I have found that flute music--some Native American; Zamfir on the pan flute
(my favorite)--is especially effective. Some of the environmental tapes,
especially those which incorporate water--babbling brooks, surf--are also

The key, from my experience, is that the music, whatever the type, should be
fairly soft, very melodic rather than rhythmic, and of medium speed. Avoid
anything for which familiar words are available. However, there may be times
when you will wish to choose a more vigorous music to go with specific projects.

Your older kids may protest--but if you have ever let them choose "Their"
music, you know that the mood and attention are likely to deteriorate rather
than enhancing the creative atmosphere. If you get too much resistance,
I'd either start it at the very beginning of the year, and/or keep it very
soft, almost subliminal in the beginning. And make it a habit, not a choice.

In one 4th grade class each student got to wear headphones with Zamfir
playing (they could adjust the volume) for 15 minutes during the drawing
project. In most cases you could tell exactly what they had been drawing
during their 15 minutes and what was done before and, often, after--the
difference was that dramatic.

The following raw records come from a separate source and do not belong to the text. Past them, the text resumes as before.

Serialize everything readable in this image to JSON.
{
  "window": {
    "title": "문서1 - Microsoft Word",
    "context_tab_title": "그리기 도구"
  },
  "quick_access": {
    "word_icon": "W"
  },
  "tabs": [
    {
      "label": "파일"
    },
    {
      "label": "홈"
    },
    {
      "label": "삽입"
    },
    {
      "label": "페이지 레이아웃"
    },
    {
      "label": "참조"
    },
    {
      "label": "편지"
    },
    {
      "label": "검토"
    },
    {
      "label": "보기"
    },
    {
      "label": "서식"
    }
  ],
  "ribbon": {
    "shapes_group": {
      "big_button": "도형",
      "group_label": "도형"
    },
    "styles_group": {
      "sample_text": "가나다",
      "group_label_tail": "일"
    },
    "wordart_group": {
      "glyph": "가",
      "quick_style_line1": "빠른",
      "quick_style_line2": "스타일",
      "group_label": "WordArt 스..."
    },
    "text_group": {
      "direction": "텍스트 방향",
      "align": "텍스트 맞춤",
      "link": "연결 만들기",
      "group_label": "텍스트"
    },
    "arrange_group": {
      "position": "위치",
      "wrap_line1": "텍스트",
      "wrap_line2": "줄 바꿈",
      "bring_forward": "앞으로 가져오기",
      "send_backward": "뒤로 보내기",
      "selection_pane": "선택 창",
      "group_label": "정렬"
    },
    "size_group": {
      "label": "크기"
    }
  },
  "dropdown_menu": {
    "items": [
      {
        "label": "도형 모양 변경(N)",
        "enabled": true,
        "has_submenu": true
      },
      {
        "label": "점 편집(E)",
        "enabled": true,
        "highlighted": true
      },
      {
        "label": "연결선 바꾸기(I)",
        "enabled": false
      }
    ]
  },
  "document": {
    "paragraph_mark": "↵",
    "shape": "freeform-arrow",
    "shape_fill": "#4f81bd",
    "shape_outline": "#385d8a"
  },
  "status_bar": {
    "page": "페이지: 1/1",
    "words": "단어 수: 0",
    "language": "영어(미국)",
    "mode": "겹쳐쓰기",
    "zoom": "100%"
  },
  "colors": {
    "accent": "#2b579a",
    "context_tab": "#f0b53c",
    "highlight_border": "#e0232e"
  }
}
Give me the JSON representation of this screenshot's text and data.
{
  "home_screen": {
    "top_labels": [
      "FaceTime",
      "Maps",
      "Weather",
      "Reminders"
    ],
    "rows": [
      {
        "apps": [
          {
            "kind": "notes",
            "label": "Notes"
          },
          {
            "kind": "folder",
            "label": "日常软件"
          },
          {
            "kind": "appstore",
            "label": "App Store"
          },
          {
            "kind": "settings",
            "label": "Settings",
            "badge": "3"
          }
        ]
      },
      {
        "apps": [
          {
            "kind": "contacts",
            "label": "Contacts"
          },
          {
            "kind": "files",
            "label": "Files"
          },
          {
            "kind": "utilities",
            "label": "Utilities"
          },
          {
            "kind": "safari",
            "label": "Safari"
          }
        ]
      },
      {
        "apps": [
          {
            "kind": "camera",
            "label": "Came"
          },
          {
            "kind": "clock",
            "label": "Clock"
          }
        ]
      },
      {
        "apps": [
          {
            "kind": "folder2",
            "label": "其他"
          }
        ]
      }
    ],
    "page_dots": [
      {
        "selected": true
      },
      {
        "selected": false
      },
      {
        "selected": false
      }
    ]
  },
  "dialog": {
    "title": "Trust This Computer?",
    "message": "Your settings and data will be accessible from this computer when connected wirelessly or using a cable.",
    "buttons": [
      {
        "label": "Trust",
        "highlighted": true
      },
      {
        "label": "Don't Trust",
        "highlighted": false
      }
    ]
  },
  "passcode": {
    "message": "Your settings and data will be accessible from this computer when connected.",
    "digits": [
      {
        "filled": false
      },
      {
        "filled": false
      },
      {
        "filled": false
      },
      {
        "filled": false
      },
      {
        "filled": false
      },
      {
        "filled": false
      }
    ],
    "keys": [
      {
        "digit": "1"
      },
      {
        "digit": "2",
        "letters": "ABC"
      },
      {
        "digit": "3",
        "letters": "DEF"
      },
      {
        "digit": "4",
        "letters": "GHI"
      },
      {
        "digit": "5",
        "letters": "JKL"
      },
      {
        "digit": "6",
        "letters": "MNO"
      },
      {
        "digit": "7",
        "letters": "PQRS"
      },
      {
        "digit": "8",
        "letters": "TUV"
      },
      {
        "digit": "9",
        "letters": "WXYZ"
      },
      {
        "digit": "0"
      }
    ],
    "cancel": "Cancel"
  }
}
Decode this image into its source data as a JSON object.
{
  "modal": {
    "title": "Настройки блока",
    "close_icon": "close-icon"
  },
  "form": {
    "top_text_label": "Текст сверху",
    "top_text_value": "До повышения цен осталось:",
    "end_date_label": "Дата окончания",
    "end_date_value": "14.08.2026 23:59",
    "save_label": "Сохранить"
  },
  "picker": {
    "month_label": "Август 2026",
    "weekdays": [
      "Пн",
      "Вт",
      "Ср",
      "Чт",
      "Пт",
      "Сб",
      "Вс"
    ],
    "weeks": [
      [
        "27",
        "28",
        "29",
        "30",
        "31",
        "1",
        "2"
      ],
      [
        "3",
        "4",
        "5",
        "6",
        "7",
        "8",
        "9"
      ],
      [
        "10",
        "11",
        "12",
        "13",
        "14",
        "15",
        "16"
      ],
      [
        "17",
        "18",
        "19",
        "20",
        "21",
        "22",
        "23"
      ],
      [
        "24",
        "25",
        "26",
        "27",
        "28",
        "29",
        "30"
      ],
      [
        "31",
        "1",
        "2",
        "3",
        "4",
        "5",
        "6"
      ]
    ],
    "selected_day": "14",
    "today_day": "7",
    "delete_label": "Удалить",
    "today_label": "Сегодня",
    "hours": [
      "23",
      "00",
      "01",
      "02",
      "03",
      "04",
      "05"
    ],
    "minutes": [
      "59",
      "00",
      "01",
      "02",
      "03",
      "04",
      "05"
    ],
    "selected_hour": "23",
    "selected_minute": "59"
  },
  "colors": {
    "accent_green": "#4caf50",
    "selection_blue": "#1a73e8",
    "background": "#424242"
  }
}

Then I got my own art room and had no access to headphones or even a tape
recorder, so working from a cart isn't >all< bad!

Let us know what you discover!
Lily M. Kerns
Educational consultant for KIS Inc, Coppell TX
"An artist is one who looks at what everyone else is looking at and sees
what no one else is seeing." (source unknown)

  • Maybe reply: NTIEVA Student Assistant 3: "Re: studio music"